Sunday, March 12, 2006

An Rx you could like

We set out to write a story about Arkansas’ new healthcare program, which has been hailed by many as the remedy small business has been seeking. It promises to extend reasonable coverage to the 100-or-less employees of concerns that currently don’t offer health insurance, at a price that won’t bankrupt the employers, the state, or the covered individuals. It seems almost too good to be true—as, we quickly learned, it is, if the small business happens to be a restaurant.

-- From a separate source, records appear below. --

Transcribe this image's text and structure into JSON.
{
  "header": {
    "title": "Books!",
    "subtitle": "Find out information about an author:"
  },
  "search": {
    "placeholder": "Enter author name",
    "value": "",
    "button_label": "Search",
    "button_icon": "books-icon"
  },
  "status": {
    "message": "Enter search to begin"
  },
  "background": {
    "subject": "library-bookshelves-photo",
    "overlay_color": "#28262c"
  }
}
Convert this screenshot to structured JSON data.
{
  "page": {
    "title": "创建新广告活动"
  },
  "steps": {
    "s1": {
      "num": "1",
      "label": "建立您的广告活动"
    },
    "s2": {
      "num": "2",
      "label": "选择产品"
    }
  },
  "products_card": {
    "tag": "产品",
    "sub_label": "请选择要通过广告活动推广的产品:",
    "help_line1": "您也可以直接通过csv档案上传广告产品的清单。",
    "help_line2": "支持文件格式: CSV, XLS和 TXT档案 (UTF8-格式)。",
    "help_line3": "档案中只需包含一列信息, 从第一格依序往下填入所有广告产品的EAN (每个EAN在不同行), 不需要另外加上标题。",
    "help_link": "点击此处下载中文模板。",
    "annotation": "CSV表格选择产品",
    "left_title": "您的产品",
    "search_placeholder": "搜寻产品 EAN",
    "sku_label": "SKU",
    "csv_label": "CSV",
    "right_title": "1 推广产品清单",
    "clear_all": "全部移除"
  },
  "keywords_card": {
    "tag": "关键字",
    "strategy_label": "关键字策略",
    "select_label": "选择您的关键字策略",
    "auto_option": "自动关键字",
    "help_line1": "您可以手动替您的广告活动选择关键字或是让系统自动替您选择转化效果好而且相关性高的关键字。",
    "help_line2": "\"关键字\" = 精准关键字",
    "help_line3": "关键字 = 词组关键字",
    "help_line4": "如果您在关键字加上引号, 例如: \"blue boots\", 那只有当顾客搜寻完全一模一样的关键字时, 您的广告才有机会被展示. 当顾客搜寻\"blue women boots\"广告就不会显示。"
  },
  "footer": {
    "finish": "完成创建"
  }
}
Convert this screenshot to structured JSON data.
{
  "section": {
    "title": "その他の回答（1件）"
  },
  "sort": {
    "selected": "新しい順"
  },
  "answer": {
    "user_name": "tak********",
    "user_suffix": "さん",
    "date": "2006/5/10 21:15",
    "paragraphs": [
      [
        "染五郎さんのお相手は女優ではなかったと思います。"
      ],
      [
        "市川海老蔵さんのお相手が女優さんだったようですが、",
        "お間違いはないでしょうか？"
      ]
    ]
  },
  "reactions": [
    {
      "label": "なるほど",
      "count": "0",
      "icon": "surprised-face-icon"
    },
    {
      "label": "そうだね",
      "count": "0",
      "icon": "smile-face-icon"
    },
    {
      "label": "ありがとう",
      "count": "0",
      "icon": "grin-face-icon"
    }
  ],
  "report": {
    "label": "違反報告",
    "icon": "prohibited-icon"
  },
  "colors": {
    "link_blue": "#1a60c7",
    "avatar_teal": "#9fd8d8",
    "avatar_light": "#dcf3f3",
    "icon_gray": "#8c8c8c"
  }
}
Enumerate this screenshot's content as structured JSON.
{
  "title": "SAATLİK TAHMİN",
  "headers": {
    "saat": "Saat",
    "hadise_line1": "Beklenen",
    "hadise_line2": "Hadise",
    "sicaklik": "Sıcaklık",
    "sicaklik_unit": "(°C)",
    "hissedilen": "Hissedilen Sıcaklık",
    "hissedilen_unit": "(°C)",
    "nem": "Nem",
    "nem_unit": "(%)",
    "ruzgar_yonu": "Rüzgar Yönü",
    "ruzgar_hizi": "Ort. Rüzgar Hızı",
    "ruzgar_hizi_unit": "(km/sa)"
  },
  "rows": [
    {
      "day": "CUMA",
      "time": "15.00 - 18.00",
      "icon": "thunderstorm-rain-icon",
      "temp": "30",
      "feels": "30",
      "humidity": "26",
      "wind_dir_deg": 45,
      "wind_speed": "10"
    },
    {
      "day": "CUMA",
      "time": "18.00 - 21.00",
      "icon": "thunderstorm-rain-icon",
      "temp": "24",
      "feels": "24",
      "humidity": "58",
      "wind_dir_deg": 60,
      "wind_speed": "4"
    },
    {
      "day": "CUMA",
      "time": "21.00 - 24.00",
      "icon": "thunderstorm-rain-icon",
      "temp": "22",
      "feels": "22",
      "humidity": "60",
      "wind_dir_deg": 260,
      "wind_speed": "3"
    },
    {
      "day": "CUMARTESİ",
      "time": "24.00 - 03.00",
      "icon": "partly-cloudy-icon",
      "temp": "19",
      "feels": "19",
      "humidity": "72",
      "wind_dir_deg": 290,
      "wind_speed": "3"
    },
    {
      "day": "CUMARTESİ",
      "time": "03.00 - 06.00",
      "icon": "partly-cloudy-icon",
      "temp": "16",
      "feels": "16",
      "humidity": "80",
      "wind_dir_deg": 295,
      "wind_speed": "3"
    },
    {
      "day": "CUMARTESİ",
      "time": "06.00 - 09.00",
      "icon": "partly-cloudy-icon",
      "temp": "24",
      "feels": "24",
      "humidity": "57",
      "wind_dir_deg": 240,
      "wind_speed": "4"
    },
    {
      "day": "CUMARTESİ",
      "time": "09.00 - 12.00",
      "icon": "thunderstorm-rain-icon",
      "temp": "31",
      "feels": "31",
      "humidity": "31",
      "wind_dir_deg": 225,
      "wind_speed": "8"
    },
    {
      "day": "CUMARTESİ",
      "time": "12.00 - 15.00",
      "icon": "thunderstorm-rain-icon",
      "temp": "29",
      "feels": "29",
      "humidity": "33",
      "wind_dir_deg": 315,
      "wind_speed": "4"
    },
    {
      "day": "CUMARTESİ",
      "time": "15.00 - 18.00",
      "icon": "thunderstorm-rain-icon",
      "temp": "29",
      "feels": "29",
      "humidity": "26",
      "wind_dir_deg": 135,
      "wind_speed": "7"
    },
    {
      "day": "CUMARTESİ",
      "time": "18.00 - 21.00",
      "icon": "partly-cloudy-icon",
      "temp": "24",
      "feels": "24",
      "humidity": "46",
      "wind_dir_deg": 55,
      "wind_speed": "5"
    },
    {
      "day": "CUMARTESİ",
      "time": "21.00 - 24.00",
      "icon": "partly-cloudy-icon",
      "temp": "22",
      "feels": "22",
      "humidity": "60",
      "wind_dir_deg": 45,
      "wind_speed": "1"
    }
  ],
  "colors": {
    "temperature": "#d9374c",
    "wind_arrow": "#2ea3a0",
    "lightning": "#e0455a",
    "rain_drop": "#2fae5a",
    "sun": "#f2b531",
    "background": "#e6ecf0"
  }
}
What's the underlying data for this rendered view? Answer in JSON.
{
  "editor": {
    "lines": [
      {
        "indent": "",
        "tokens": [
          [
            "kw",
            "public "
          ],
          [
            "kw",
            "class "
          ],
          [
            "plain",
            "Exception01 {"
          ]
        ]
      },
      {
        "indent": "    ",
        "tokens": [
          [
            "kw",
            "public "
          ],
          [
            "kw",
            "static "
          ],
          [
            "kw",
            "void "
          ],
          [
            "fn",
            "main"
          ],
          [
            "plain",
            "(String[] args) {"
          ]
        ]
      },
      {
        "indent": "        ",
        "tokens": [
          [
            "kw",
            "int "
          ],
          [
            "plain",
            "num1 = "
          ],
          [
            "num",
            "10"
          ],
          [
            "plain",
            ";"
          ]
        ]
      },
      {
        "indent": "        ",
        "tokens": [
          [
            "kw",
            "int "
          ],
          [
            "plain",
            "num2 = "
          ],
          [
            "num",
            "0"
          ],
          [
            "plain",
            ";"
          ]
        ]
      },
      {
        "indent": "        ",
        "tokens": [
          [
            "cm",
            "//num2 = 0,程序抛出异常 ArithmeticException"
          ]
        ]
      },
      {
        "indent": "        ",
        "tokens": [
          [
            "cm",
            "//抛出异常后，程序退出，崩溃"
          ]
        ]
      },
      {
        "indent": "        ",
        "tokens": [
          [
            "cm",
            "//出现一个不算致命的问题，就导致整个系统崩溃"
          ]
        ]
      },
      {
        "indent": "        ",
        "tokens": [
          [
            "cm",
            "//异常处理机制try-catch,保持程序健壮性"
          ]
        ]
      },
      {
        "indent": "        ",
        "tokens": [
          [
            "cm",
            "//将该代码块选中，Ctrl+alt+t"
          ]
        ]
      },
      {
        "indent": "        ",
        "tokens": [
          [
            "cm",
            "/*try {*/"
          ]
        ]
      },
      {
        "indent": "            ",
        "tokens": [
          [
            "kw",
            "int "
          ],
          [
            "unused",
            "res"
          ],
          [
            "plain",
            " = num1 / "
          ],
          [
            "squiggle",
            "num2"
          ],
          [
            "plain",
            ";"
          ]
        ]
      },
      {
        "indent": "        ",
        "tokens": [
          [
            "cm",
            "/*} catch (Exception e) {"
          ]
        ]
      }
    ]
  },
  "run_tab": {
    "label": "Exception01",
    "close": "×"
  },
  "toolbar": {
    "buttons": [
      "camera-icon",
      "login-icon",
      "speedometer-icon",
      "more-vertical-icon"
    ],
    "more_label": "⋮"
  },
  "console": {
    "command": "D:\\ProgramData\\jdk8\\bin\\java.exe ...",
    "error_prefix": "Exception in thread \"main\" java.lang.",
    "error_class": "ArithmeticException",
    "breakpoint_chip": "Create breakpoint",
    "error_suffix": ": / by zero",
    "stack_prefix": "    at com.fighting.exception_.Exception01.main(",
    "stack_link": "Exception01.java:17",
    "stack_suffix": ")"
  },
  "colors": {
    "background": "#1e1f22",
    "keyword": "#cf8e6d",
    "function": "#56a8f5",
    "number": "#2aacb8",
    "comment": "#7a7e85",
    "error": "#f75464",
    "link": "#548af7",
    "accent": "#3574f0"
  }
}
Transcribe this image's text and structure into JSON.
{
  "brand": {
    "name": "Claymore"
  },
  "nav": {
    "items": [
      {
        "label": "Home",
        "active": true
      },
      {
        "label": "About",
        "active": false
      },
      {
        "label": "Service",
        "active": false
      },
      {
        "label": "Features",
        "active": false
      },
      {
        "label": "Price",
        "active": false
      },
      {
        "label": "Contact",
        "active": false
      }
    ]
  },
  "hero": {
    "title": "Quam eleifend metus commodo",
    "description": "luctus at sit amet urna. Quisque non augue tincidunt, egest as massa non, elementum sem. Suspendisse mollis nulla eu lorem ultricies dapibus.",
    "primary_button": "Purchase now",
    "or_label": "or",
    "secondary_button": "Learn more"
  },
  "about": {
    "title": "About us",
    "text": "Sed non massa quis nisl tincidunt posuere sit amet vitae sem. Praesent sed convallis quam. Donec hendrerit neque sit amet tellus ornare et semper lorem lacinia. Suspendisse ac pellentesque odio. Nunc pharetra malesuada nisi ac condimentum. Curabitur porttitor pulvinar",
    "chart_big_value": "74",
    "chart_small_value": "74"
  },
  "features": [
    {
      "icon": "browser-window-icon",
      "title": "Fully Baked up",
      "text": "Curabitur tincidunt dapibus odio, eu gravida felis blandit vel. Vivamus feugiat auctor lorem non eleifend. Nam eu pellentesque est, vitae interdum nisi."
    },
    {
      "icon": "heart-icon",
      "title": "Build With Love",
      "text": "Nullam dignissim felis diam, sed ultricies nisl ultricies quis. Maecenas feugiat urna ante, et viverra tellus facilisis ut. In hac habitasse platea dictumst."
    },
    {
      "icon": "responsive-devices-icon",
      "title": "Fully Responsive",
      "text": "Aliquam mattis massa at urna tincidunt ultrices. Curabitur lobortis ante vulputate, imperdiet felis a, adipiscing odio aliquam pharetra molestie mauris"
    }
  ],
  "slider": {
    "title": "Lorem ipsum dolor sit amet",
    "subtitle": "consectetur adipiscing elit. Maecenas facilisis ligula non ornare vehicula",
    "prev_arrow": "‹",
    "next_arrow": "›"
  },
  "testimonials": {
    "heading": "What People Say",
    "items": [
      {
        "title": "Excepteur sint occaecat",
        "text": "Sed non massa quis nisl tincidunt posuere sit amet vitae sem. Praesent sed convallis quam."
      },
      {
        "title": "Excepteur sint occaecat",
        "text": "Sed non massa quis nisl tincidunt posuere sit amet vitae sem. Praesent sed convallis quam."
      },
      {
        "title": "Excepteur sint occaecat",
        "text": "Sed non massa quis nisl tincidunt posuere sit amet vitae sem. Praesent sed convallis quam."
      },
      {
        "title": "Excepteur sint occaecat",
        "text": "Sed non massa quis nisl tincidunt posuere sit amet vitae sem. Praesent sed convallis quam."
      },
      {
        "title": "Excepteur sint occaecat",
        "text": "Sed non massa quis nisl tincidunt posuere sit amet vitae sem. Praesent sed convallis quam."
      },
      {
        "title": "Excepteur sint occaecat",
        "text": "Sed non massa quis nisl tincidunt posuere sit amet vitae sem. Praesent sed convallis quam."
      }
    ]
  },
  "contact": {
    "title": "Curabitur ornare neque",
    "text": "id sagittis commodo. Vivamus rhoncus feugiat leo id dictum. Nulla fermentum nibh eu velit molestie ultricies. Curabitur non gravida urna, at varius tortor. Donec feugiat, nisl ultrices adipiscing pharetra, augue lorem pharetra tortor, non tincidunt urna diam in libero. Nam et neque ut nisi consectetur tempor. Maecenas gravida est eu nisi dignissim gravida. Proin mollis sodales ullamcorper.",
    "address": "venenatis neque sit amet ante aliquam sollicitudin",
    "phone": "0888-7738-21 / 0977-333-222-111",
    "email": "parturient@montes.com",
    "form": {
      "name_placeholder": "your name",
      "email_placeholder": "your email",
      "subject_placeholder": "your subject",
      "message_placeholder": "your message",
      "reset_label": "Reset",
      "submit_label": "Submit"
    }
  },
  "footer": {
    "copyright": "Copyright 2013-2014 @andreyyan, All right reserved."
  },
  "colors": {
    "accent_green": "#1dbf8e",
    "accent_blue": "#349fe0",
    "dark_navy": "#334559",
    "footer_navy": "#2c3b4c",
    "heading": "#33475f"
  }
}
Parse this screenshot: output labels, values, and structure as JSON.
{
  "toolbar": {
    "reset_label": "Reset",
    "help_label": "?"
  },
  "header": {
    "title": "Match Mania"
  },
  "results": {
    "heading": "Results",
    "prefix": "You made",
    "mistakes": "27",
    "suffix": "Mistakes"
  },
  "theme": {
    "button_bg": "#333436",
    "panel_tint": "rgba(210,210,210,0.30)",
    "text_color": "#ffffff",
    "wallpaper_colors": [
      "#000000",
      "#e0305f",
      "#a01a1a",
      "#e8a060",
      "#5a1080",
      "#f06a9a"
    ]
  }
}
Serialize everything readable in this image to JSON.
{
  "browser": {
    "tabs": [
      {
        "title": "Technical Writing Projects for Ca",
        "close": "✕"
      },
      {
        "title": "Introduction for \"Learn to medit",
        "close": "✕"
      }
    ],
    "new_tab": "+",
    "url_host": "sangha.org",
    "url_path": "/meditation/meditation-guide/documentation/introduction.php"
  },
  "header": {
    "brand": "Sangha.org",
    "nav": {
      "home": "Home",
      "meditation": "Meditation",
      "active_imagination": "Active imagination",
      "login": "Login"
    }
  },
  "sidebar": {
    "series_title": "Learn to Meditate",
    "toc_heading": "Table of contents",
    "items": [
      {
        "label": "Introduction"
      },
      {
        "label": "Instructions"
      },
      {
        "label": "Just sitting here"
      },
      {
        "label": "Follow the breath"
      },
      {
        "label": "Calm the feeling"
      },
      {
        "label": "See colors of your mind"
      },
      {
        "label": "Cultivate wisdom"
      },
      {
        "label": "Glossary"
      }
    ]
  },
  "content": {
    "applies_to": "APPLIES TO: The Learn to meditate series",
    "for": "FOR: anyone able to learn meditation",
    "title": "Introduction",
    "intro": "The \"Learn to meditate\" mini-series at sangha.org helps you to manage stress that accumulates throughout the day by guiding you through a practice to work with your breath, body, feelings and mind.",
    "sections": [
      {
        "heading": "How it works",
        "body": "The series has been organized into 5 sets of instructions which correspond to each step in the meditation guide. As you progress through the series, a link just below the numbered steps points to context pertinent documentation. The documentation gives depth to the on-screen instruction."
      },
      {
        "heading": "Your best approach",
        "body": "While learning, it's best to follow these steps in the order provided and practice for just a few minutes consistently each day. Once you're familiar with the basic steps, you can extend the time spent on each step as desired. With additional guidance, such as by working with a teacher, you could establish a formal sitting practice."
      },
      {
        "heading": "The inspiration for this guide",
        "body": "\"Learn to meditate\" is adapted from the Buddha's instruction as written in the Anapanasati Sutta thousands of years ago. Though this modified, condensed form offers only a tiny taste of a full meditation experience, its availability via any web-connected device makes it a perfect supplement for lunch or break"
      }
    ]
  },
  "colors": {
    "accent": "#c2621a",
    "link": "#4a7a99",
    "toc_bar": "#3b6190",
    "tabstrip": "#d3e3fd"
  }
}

Or at least that will be the case if the program isn’t modified after a pilot test that commences later this year, involving 25,000 participants. Here’s how it will work during the burn-in phase: Companies that employ fewer than 100 employees and haven’t offered them health insurance during the prior 12 months can enroll every employee—and that’s not a variable; it has to be every employee—in the state-run plan. The employer pays $100 per month for an employee who earns more than $19,600, or twice the federal poverty level for an individual, but only $15 for each staffer below that pay threshold. A participating company could require employees to contribute some or all of the fees, state officials explained to the media.

In exchange, the employees get a package of bare-bones services, so minimal the state had to get approval from the U.S. Department of Health and Human Services before it could offer the sub-Medicaid level of care. Enrollees are entitled annually to six visits to a doctor, seven days in a hospital, two outpatient procedures or emergency-room visits, and two prescriptions per month. Enrollees have a $100 yearly deductible and pay 15% of the fees for the services, up to a maximum of $1,000 a year.

It ain’t grand, by any stretch. But, to put it frankly, it’s better than no coverage at all.

And certainly that level of coverage, at an affordable rate, would be a godsend to restaurant operators and their employees. But one provision of the package will render most of them ineligible: Either all your employees have to agree to enroll, or none of them can. It’s an all-or-nothing thing.

The state-administered program is being funded in part from the settlement fees that big tobacco companies paid Arkansas and the other states several years ago to avert future liability lawsuits, along with dollars from the federal government. But a big part of the expense will have to be shouldered by employers, and, at a maximum contribution of 100 per employee, widespread participation is necessary to deepen the pool of available funds. Apparently that was the reason behind the all-or-nothing provision; the state is clearly betting the enticement will convince whole staffs to opt for participation.

Clearly they haven’t met many restaurant staffs. They don’t know that youngsters think they’re invulnerable and can’t see any benefit in wasting money on something like health insurance, when it could be used for important things like buying iTunes and clothes.

It’s going to be a tough-sell for restaurateurs. You can only hope they focus their attention on the state and push as one to bend the all-or-nothing provision. They’ll have a few opportunities to do so. The program is the brainchild of Gov. Mike Huckabee, who wants to de-bug the program with that first 25,000-person trial before expanding it, first to 80,000 participants, and then to the whole state.

Hopefully the industry will be able to fine-tune the program, for the benefit not just of operators in Arkansas. According to The New York Times, the federal government is already eying the set-up as a model that could be rolled with its encouragement into other states. It already looks that good.

No comments:

Post a Comment